Since the rule for the Foreign Earned Income Exclusion has a tax home test, that requires that your tax home must be your regular or principal place of business, employment, or post of duty. It does not matter where your family residence resides. So, the IRS considers your ‘tax home’ where you primarily live and work, regardless of real estate or foreign rental income.
Your ‘abode’ is determined by where you manage your personal, family and economic ties. Where your family is can certainly play a role in determining your ‘abode,’ but if you show that you’ve established a residence in your host country by integrating into society, having a home and setting up a bank account, among other factors – your ‘abode’ could be your host country.
As far as your property back in the States, you could rent it out, let your family live in it, or even leave it vacant. You’ll want to keep accurate records of your home in your host country, also, since that can go a long way in helping prove you are integrated into the foreign society.
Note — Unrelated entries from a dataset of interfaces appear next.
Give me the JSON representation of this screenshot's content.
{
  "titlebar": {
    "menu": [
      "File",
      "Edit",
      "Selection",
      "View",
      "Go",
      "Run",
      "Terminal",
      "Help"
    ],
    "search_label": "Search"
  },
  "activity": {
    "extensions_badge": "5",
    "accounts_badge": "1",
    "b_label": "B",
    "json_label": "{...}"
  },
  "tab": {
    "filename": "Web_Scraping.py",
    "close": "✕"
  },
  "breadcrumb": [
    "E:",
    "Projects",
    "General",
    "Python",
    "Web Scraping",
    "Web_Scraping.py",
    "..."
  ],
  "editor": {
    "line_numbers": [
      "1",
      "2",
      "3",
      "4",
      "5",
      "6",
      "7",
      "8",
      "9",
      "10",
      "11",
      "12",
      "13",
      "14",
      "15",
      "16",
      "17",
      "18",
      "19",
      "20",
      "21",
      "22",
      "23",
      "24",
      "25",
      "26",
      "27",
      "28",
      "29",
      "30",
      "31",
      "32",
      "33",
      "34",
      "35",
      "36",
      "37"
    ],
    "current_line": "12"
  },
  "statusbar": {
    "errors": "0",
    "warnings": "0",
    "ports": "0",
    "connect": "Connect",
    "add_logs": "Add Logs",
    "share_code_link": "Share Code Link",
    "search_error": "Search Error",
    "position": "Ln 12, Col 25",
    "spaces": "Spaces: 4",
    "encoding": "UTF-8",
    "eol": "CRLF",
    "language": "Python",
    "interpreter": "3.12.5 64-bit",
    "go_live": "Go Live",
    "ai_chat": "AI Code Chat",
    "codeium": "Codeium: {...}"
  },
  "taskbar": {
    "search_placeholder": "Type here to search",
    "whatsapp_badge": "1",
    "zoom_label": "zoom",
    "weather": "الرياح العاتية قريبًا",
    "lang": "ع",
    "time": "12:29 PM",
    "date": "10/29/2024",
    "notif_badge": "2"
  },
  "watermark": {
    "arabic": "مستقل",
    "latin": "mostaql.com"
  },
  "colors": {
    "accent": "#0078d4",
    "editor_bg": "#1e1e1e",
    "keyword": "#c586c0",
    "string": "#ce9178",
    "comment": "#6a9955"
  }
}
How Will You Qualify for the Foreign Earned Income Exclusion?
Before deciding which test you’ll use to qualify for the FEIE, it’s important to fully understand the difference between the bona fide residence and the physical presence test.
Often, your specific situation will determine which test is the best option for qualifying for the FEIE. For instance, if you are on a foreign assignment with a specified end date (but for at least 330 full days), you’ll likely need to use the physical presence test.
If you’re unsure, it’s a good idea to consult with an expat tax professional to better understand the requirements for your US expat taxes.
Which Form Do You Use for the Foreign Earned Income Exclusion?
Once you’re confident you qualify, you’ll need to complete and attach Form 2555 as part of your Federal Tax Return.
To complete Form 2555, you will need to include:
- Which test (bona fide residence or physical presence) you will use to qualify
- Dates you traveled internationally and to/from the US during the tax year
- Your prior year Form 2555 (if available)
- Documentation of your foreign earned income
Each expat is required to complete their own Form 2555. If you are married filing jointly, each spouse will need to complete their own Form 2555. You’ll then attach both forms to your joint US expat taxes.
Filing Form 2555 is obligatory!
You must file IRS form 2555 if you are claiming the foreign earned income exclusion. The tax form 2555 lets you figure out and claim the foreign earned income exclusion and housing exclusion or deduction.
What are the Common Foreign Earned Income Exclusion Mistakes?
1. Assumption that You Don’t Need to File
As per IRS, it is seen that the most common error among taxpayers who desire to claim FEIE is that taxpayers believe the income exclusion recuses them from filing requirements if their income is under the limit. This is not correct as per law because the law requires every claimant of FEIE must still file annual Federal Tax Returns, and in order to exclude this income, you must qualify and fill out the required Form 2555.
2. Failing to Prorate the FEIE When Needed
The rule for FEIE says that the full FEIE amount is for the full tax year. So when you stay in foreign countries for less days in a tax year, your claim to FEIE exclusion is only pro-rata basis . In other words, you must compute your maximum exclusion amount as under
The maximum excludable amount for the tax year x Number of your qualifying days/number of days in the year
For example, if you moved abroad in March 2022, the FEIE amount for the 2022 tax year should be computed as follows:
- $108,700 (FEIE limit in 2021) x 274 days (number of qualifying days) ÷ 365 (total number of days in the year) = $81,599
Can You Revoke Foreign Earned Income Exclusion?
Once you claim FEIE, you must use it every year and if you revoke the exclusion, you cannot use the FEIE for another 5 years. If you want to invoke FEIE within five years after revoking , you can do so only if IRS permits you to do.
While the information on this site - Internal Revenue Code Simplified-is about legal issues, it is not legal advice or legal representation. Because of the rapidly changing nature of the law and our reliance upon outside sources, we make no warranty or guarantee of the accuracy or reliability of information contained herein.